***** SOURCE DATA *****

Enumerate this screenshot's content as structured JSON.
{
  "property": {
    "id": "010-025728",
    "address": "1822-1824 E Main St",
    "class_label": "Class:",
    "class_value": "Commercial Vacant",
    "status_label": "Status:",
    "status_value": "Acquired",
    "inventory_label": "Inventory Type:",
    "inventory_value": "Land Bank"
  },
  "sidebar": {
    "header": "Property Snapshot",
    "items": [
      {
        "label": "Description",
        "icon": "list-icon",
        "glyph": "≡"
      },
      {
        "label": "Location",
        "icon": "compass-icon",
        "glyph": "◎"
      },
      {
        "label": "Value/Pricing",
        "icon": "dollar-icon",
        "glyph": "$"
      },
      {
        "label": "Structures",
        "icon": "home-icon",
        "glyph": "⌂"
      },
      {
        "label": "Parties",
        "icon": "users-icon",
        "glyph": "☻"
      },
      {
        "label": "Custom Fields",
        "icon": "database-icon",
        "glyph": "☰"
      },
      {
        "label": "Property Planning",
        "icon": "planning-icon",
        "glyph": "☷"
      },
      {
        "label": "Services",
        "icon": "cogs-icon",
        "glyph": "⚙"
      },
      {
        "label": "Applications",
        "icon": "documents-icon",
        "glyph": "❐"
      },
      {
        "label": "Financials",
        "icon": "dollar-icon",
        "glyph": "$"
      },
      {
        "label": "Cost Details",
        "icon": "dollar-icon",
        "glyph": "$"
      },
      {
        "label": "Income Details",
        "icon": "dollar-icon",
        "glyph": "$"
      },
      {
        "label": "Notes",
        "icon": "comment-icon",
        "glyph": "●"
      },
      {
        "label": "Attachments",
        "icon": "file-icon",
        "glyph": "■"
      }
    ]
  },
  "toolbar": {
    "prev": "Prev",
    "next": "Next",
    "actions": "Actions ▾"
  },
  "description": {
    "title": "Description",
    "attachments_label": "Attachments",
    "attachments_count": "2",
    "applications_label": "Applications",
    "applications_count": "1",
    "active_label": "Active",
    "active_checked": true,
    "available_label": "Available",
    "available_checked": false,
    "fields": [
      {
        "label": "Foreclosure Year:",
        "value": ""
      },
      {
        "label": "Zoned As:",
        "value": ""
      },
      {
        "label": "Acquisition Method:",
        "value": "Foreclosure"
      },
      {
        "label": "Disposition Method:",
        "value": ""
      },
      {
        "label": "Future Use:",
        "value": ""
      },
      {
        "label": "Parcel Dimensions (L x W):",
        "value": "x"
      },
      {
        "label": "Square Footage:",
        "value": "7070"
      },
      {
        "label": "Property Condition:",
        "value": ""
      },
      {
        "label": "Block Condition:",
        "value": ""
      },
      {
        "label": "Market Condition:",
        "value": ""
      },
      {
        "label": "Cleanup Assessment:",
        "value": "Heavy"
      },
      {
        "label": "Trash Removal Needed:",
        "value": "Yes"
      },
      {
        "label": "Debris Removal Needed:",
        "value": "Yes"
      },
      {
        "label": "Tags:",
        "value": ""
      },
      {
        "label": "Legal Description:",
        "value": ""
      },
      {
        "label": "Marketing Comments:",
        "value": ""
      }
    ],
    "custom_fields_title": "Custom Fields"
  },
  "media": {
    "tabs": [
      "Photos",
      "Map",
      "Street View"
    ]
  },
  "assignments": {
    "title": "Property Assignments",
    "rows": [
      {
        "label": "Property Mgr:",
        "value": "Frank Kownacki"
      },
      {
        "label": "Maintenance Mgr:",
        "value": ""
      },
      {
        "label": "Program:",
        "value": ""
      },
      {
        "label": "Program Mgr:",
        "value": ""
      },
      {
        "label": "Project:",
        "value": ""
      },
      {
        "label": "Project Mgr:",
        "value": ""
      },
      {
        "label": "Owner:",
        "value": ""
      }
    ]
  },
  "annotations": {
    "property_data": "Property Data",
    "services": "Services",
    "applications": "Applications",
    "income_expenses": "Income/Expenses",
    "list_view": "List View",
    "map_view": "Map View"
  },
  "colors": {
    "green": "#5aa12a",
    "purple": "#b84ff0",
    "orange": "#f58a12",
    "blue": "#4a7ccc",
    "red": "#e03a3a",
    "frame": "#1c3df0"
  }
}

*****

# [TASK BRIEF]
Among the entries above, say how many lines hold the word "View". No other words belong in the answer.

# [RESULT FOR THIS EXERCISE]
3